Evgeni Malkin Leading the Way

Just how much of an impact has Malkin had on Pittsburgh’s recent surge? Consider the following chart, courtesy of Sean Tierney of The Athletic, which displays players according to their ice time versus production, uncovering who may be overutilized or underutilized. Malkin, as you can see, is being used quite appropriately.

Created by Sean Tierney (@chartinghockey).

Malkin has separated himself from the pack. According to Natural Stat Trick, he’s clicking at 2.38 points per hour of ice time at even-strength, which leads the Penguins among players with at least 25 games played. The closest individual to Malkin is Kessel at 1.87 points per hour, so you can see just how dominant he’s been when you realize how great Phil has been this year as well. In looking at that same number beginning on Jan. 1, Malkin’s points per hour soars to 3.13.

It’s scary to think about his rate of scoring right now.

Related: What’s Fueling Malkin’s Scoring Surge? 

When a player who already boasts two Art Ross trophies, a Hart Memorial Trophy and a Conn Smythe Trophy is besting his career numbers, everyone should probably take notice. He’s clicking at 1.23 points per game this season, which tops his career average of 1.18. But again, his numbers over the last 21 games — a whopping 1.62 points per game played — should terrify the rest of the league. And those numbers should also concern a few individuals who have hopes of winning their own hardware this season because Malkin is gaining ground quickly.

Ovi and Kucherov – Watch Your Back

As it stands, Nikita Kucherov is vying for his first scoring title with 77 points through 59 games played. An impressive pace, and quite the season for the 24-year old Russian winger. There was a point in which Kucherov seemed a lock for that award, but, thanks to their recent surge, a few Penguins have entered the mix. Malkin, above all others, seems quite motivated and poised to battle for the top spot. And with Kucherov’s production falling off after three months of absolutely dominating the league, Malkin surpassing him isn’t exactly far-fetched.
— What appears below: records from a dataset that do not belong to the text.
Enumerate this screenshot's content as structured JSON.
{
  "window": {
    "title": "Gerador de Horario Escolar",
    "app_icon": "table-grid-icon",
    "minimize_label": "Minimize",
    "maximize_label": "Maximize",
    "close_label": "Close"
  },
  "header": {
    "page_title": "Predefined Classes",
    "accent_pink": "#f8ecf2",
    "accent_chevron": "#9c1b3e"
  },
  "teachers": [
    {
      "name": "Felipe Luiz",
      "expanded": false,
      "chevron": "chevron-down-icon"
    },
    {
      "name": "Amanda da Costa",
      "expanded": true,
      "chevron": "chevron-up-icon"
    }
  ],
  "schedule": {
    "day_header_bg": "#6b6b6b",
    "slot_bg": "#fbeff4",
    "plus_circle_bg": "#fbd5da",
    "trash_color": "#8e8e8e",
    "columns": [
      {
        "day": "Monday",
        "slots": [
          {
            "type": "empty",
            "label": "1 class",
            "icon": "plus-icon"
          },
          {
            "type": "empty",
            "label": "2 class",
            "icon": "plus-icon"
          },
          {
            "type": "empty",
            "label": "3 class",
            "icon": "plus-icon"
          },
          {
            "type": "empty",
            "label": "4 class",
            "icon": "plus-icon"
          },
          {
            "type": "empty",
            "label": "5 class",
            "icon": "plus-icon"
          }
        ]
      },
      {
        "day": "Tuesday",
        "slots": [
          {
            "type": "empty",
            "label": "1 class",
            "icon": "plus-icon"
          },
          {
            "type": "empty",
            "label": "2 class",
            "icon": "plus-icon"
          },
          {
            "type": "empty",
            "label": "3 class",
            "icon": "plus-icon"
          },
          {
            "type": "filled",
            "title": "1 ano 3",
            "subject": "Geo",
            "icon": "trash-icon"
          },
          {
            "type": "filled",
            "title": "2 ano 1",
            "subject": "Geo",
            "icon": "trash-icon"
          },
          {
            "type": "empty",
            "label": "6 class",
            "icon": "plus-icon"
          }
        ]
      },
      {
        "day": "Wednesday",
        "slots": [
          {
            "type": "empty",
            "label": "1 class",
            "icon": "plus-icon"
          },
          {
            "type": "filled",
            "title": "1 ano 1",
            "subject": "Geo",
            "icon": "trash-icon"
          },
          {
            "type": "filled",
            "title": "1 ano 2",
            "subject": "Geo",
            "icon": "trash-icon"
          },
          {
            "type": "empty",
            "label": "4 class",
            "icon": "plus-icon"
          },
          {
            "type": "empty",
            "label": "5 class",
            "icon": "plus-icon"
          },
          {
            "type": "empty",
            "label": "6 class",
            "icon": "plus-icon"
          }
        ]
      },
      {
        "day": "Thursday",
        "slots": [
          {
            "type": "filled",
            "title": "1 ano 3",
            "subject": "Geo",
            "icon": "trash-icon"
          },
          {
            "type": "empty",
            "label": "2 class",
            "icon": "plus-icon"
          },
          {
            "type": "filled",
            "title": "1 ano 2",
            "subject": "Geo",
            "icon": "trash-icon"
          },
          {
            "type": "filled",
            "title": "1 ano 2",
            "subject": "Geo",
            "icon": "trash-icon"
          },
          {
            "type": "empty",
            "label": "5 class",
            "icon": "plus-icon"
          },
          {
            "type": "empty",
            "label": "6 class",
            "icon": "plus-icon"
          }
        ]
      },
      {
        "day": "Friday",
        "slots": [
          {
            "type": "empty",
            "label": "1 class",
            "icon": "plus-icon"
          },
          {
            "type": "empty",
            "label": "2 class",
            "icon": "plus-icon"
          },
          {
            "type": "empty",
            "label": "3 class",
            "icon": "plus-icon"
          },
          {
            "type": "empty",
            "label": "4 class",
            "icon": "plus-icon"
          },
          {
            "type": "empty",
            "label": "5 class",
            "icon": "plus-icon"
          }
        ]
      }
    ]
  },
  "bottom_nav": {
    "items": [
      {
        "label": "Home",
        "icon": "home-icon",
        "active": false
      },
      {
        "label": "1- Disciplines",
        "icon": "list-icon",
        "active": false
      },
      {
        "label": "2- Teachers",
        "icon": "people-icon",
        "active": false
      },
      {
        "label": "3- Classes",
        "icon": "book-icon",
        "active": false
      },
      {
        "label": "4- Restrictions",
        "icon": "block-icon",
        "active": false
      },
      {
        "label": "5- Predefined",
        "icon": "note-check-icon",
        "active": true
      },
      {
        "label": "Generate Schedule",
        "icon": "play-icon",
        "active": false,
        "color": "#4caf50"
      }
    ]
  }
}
Alex Ovechkin Evgeni Malkin
Alex Ovechkin and Evgeni Malkin have been compared for years. (Flickr/clydeorama)

He’s staring down an opportunity for his first Rocket Richard trophy, as well.

Alexander Ovechkin is clicking at roughly 0.6 goals per game this season, giving him 35 goals through 59 games played. Malkin, since Jan. 1, is averaging a hair more than 0.7 goals per game and, as of this writing, falls two goals behind Ovechkin with 33. He’s also played two fewer games. At their current pace, Malkin would likely lead the league in goals at season’s end but it won’t be an easy task.

Ovechkin clearly isn’t done, despite so many folks in the hockey world assuming he’d lost a step after a down year in 2016-17. And, keep in mind that even in a ‘down year’, Ovechkin still netted 33 goals. Both of these races — the battle for an Art Ross and Rocket Richard — will come down to the wire. Overtaking either Kucherov or Ovechkin is a tall task, but Malkin is seemingly superhuman right now.

Like the Penguins’ bid for a third consecutive Stanley Cup, this will be quite the storyline to watch down the stretch. And honestly, who is going to bet against ‘Geno’ at this point in time, considering he’s making a habit out of taking over games and arguably looks more motivated than any other point in his career?

He’s sending quite the message to the NHL for leaving him out of the NHL’s Top 100 players, huh?